What lines in the data below mention the string "title"? Copy them out.

(Extracted records)
※ ※ ※

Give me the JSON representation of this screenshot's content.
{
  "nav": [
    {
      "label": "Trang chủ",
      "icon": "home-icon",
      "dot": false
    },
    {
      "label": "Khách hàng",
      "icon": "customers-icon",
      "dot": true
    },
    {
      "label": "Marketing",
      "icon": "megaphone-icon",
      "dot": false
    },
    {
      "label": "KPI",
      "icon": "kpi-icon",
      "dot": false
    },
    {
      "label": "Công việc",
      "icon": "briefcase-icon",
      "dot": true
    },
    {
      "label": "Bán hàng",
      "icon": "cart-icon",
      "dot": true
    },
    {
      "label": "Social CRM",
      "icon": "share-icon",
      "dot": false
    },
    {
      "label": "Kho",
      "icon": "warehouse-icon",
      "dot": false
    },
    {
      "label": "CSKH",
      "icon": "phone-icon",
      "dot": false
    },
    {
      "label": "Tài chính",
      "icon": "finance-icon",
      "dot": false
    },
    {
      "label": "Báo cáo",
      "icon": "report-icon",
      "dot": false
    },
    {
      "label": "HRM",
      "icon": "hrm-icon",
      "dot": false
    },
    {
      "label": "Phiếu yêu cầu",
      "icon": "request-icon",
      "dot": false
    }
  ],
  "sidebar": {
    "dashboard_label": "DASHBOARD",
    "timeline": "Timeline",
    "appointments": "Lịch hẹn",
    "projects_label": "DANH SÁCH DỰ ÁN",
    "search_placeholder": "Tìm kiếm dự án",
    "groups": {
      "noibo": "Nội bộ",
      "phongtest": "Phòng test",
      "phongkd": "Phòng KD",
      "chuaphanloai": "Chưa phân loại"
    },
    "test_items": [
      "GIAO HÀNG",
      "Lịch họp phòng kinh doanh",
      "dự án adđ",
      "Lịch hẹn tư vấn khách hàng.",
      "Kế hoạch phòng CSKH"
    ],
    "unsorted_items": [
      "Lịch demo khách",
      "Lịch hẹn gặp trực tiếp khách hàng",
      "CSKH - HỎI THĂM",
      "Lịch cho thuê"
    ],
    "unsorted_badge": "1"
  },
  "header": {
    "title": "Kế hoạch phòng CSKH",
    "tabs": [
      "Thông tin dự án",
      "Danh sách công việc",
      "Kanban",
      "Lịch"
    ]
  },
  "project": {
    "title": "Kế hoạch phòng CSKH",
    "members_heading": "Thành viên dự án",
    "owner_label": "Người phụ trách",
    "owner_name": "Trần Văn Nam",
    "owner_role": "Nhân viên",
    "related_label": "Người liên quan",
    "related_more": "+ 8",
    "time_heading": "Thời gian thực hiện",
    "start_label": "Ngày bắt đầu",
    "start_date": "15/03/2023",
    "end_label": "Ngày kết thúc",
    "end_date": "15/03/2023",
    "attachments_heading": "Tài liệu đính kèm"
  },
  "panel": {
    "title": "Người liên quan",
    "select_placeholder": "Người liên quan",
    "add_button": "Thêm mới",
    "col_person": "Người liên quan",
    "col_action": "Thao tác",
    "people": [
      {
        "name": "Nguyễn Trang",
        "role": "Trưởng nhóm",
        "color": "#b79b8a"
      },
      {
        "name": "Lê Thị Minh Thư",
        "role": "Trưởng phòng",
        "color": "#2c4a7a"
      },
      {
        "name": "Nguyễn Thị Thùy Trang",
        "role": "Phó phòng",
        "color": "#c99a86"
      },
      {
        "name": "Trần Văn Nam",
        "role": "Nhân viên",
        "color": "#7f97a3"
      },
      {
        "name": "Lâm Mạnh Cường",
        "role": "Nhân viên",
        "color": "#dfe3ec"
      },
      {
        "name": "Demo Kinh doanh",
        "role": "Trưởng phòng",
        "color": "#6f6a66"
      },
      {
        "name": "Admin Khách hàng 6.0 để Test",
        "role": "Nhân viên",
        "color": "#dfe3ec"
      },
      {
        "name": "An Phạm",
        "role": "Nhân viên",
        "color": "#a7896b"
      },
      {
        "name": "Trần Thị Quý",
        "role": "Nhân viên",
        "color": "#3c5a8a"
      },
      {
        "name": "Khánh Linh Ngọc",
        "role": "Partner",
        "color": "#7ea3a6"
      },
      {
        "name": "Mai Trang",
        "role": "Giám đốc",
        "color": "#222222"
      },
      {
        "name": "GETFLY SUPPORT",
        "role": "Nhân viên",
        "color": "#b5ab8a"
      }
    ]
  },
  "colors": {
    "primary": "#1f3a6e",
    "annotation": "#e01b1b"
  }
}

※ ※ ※

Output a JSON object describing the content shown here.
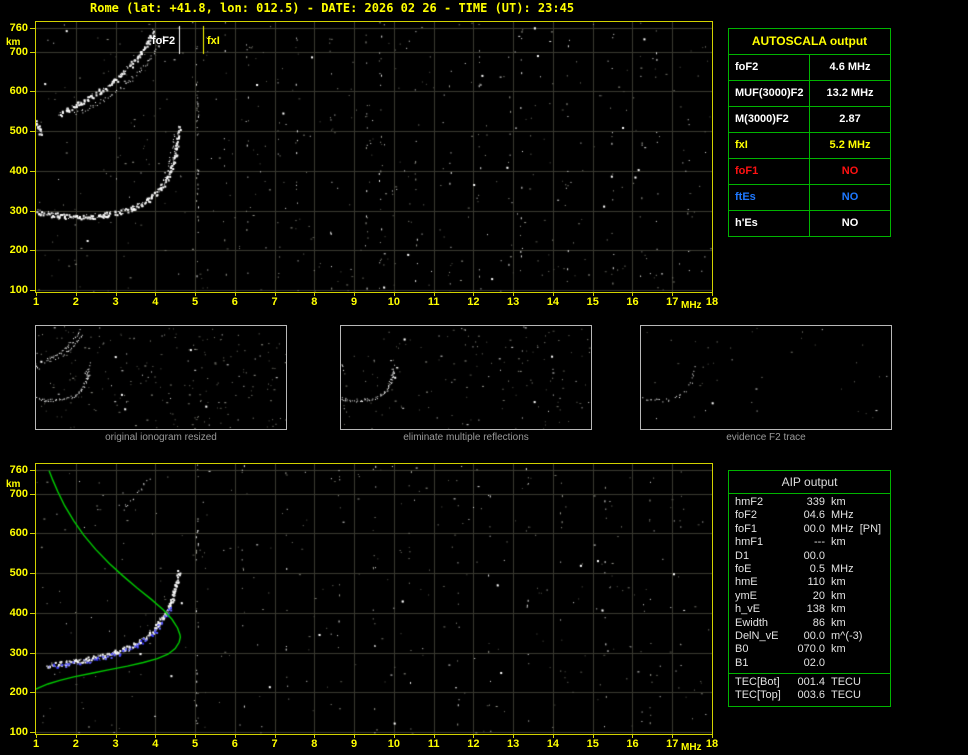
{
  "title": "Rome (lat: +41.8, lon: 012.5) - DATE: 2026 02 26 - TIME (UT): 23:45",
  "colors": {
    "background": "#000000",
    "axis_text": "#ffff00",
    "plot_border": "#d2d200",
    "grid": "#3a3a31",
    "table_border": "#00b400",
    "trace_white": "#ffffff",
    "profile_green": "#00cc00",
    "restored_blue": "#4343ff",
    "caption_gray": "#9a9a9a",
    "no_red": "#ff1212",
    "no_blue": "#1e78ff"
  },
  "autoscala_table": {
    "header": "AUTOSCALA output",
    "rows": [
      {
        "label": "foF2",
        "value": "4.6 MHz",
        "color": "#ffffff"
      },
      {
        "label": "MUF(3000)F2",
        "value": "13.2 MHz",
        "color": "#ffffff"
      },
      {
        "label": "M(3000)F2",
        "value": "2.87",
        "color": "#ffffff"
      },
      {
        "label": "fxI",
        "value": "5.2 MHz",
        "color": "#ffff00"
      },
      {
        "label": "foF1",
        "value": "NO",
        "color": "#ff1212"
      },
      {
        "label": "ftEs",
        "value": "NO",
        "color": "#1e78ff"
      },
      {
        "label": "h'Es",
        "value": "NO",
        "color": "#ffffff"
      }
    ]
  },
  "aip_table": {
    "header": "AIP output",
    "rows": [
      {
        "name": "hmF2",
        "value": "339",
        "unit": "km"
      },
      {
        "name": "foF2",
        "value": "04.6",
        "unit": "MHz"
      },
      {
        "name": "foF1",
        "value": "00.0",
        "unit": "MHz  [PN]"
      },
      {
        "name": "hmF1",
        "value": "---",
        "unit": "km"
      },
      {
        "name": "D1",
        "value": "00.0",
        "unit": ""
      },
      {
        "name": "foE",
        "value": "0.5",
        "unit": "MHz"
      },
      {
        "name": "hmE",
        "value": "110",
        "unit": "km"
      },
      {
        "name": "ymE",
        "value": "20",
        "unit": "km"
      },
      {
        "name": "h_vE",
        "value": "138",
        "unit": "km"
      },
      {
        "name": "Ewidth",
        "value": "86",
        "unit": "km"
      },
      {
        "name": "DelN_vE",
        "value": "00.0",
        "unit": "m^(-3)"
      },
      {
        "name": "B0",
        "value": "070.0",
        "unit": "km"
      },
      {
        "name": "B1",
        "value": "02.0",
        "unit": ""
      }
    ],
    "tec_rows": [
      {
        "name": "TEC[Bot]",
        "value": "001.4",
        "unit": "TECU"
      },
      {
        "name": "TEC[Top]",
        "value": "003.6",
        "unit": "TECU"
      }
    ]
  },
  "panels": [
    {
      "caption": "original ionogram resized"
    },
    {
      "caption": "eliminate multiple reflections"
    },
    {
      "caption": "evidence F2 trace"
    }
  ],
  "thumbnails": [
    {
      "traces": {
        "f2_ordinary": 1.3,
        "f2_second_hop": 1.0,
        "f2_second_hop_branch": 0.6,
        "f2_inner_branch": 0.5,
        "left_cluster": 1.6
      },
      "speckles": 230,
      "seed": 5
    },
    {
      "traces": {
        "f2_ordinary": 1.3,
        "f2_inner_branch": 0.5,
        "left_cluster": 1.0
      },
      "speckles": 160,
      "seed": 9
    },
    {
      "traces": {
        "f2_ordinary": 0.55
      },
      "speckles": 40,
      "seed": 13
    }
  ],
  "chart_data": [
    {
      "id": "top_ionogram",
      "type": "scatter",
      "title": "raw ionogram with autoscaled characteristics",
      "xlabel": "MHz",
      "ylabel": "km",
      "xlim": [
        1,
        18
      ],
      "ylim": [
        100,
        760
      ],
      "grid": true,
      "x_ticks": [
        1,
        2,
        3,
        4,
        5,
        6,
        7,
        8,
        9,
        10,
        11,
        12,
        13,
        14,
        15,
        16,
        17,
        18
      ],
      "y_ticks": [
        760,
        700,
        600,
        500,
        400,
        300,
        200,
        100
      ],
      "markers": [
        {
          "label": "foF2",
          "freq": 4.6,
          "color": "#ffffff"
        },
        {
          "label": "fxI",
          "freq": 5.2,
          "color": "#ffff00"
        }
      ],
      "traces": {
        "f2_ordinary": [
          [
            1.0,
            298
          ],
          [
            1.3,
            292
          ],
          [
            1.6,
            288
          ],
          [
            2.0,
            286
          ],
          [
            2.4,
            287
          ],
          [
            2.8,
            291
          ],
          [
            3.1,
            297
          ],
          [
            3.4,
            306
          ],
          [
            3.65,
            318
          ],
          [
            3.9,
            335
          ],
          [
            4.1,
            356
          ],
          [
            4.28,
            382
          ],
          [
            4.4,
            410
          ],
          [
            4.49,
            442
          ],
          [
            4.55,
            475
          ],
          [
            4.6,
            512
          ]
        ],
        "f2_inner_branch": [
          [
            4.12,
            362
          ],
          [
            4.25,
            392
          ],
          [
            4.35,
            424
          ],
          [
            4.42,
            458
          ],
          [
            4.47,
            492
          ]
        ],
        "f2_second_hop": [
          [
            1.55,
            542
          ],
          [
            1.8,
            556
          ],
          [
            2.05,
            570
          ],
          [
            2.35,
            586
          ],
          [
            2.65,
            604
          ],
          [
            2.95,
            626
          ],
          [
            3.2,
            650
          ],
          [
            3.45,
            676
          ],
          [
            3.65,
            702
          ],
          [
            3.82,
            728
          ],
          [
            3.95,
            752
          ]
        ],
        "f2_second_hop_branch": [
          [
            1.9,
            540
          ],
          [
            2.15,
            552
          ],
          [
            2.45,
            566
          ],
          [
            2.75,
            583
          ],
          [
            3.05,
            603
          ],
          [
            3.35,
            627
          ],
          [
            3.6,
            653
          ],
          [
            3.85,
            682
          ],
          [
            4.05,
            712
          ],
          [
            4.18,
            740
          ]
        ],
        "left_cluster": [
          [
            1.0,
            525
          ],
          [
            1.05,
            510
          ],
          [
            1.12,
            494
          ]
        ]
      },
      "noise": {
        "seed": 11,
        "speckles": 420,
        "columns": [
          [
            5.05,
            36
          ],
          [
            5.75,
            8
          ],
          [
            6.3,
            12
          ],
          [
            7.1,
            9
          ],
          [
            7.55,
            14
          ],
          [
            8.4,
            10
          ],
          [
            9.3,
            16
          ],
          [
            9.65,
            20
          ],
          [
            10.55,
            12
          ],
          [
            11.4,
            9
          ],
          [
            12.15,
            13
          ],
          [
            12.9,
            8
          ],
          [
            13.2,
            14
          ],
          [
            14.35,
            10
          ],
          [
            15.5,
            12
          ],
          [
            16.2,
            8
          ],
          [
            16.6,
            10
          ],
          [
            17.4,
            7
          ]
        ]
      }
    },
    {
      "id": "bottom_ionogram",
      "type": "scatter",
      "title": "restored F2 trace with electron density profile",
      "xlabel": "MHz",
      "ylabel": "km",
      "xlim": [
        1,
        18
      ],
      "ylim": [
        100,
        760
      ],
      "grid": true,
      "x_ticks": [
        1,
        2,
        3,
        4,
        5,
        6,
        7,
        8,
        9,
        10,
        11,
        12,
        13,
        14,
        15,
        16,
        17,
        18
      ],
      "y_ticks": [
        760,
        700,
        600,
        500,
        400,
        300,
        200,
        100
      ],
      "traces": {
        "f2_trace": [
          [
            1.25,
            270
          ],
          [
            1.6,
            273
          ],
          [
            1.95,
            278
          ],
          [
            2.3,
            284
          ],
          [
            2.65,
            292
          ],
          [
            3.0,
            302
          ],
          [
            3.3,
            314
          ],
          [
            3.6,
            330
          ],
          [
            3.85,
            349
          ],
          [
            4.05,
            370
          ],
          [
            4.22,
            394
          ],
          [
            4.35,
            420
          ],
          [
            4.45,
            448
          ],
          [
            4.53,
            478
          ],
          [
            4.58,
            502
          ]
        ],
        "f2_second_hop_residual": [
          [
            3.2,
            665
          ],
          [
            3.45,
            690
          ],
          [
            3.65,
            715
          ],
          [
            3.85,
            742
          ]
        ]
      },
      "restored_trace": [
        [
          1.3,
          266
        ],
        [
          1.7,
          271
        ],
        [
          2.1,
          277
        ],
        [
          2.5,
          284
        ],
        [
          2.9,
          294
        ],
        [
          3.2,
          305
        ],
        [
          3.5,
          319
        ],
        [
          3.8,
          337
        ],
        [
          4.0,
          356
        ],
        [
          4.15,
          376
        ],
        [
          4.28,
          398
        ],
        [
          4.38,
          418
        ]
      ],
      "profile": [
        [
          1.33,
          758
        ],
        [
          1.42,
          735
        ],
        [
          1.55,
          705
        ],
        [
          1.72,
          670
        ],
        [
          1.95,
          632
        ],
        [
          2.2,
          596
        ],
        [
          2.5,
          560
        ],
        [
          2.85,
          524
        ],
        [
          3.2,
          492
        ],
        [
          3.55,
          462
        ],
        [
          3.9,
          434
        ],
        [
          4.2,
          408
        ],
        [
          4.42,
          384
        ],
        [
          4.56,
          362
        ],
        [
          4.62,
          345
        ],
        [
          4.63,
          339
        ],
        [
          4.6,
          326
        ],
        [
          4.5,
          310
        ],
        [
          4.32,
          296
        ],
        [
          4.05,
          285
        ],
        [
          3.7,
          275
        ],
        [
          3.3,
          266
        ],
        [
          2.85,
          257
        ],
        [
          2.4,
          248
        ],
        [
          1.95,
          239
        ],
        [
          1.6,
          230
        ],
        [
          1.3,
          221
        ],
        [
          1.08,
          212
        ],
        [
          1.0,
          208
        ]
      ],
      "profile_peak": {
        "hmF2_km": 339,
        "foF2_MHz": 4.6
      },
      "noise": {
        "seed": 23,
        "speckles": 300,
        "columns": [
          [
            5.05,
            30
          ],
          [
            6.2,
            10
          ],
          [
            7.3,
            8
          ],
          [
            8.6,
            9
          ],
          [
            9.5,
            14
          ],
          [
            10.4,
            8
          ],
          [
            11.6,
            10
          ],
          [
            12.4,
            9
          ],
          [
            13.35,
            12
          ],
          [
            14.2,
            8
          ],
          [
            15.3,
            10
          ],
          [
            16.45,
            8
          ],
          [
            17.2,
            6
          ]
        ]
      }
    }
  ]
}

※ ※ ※

ANSWER SPACE:
    "title": "Kế hoạch phòng CSKH",
    "title": "Kế hoạch phòng CSKH",
    "title": "Người liên quan",
  "title": "Rome (lat: +41.8, lon: 012.5) - DATE: 2026 02 26 - TIME (UT): 23:45",
      "title": "raw ionogram with autoscaled characteristics",
      "title": "restored F2 trace with electron density profile",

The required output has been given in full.